Brighton Magazine

The Brighton Magazine

Selected Brighton Magazine Article

Sunday 17 March 2019

Learn To Play Day: Free Event To Encourage Everyone To Start Making Music Comes To Sussex

Supported by Jools Holland, and run by charity Music for All, the 2019 Learn to Play Day will take place this coming weekend and will see music shops, teachers, venues and schools throughout the county partner with leading musical instrument makers to offer thousands of free music lessons.

Since being launched eight years ago, the Learn to Play Day initiative has helped thousands of people pick up and play a musical instrument. Many had never played before, while others played as a child but gave up.

Paul McManus, CEO at Music for All, said:

"While we all may have different tastes and preferred genres, there is no doubt that music is something that is universally loved around the world.

 "Our Learn to Play Day events are all about spreading the joy of playing a musical instrument and inspiring those of all ages to take up something that will not only have health benefits for the future, but that also brings so many people together."

Held in partnership with the Musicians' Union, the 'Take It Away' scheme and Making Music, the Learn to Play Day initiative has been growing in popularity with a record 10,000 free lessons held during last year's event. 


Jools Holland said: 

"It's a pleasure to be able to share the joy of music, and this special day allows thousands to get involved as venues all over the country offer music lessons for free."

Participating Sussex venues include:

GAK in Brighton (including Fender specialists)
St. Peter's Church (run by the Royal School of Church Music) in Bexhill on Sea
Horsham Music Centre in Horsham
Mikes Music Workshop in Bognor Regis
St. George's Church (run by the Royal School of Church Music) in Chichester
Offington Park Methodist Church in Worthing

Learn To Play Day takes place on Saturday 23rd and Sunday 24th March. To find your closest FREE music lesson in Sussex, visit https://musicforall.org.uk/learntoplayday/

by: Mike Cobley




Share    


To mark twenty years of The Sopranos, three of the biggest characters from the seminal hit show will visit the Brighton Centre, for an up close and personal 'In Conversation' style show.

There Will Be No Intermission is Sussex-bound Amanda Palmer's first solo album in more than six years, as well as being her most powerful and personal collection to date, with songs that tackle the big questions: life, death, grief and how we make sense with it all.

Mystery Jets' new single, Screwdriver - taken from their forthcoming sixth studio album, A Billion Heartbeats -  is an uncompromising look at the rise of the rebranded alt-right in the UK, built around a powerfully positive message: "Fight them with love / then the world will be ours".

“I've learned a lot from making big mistakes,” says Sophie & The Giants' singer Sophie Scott. “When you're younger you think you know how the world works .. but you fucking don't." 

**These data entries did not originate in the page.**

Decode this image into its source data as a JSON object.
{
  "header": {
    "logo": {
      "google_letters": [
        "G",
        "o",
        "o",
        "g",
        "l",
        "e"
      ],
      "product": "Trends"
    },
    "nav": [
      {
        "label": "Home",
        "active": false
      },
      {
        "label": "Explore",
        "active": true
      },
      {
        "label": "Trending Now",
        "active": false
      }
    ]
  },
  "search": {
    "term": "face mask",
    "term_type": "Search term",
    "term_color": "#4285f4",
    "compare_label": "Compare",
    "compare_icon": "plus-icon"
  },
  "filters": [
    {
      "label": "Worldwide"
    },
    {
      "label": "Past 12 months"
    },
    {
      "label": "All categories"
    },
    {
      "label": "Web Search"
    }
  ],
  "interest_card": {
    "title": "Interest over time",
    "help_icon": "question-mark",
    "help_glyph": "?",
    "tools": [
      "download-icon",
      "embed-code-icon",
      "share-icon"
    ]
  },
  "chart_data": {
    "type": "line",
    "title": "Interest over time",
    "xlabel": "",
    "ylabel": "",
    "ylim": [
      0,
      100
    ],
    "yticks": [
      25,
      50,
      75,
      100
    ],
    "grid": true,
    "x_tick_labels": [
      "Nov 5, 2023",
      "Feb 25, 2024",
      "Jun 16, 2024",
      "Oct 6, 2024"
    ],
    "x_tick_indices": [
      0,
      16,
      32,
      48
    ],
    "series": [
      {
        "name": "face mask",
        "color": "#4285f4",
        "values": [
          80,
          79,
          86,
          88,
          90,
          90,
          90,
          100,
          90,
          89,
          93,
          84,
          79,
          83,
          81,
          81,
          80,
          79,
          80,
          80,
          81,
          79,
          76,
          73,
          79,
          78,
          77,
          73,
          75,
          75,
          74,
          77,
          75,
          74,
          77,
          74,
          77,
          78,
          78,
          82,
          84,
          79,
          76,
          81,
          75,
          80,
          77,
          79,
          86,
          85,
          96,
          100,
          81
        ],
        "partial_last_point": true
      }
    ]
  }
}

Ralph Pelleymounter's new album, Dead Debutante's Ball, was recorded over ten long days during Britain's hottest summer in decades, and so named “because it's a good title for someone releasing a solo album so late in their career.”
Photographer unknown

As part of Heritage Open Day on later this month, newly acquired photographs of David Bowie performing at Brighton Dome will go on display in the venue for the first time.

“This is an album for anyone who's ever turned to music in a time of crisis, whether personal or political. It's about the solace one can get from listening to music or playing music when everything else has gone wrong. It's about finding kernels of hope and renewal in dire situations.”

“I'm back like super gonorrhea!” announced Bianca Del Rio on her return to the Brighton Centre, this week. Just over a year since the American drag queen's last visit to the venue, reviewer Stephanie Keane made her own second outing to witness the 'clown in a gown' in all her sequined glory.  
Credit Darren Bell

Jason Donovan is about to take his first steps in the role of producer, when the new production of Priscilla Queen of the Desert visits Theatre Royal Brighton, later this year.

It all started with two dubstep acts and a folk band, which perhaps explains the rainbow coalition of genres that spray across the album (Poor Girls/Broken Boys): punk, disco, metal, electronic pop – “all the main food groups” as The Vegan Leather bassist Matt puts it. 

Femme Fatale, the imagined meeting between activist Valerie Solanas and singer Nico, asks what might have happened if two female visionaries with very different methods had locked horns. 

Bestselling author Bill Bryson brings his combination of sharp-eyed humour and depth of knowledge to a celebration of his new book, The Body: A Guide for Occupants, at Charleston, East Sussex, this autumn. 

Archive search

Search our archives for what's on and gone for the best of this city's theatre music comedy news and much more...







Organising a conference or event in Brighton?
See our Brighton Conference section.
Brighton web design by ...ntd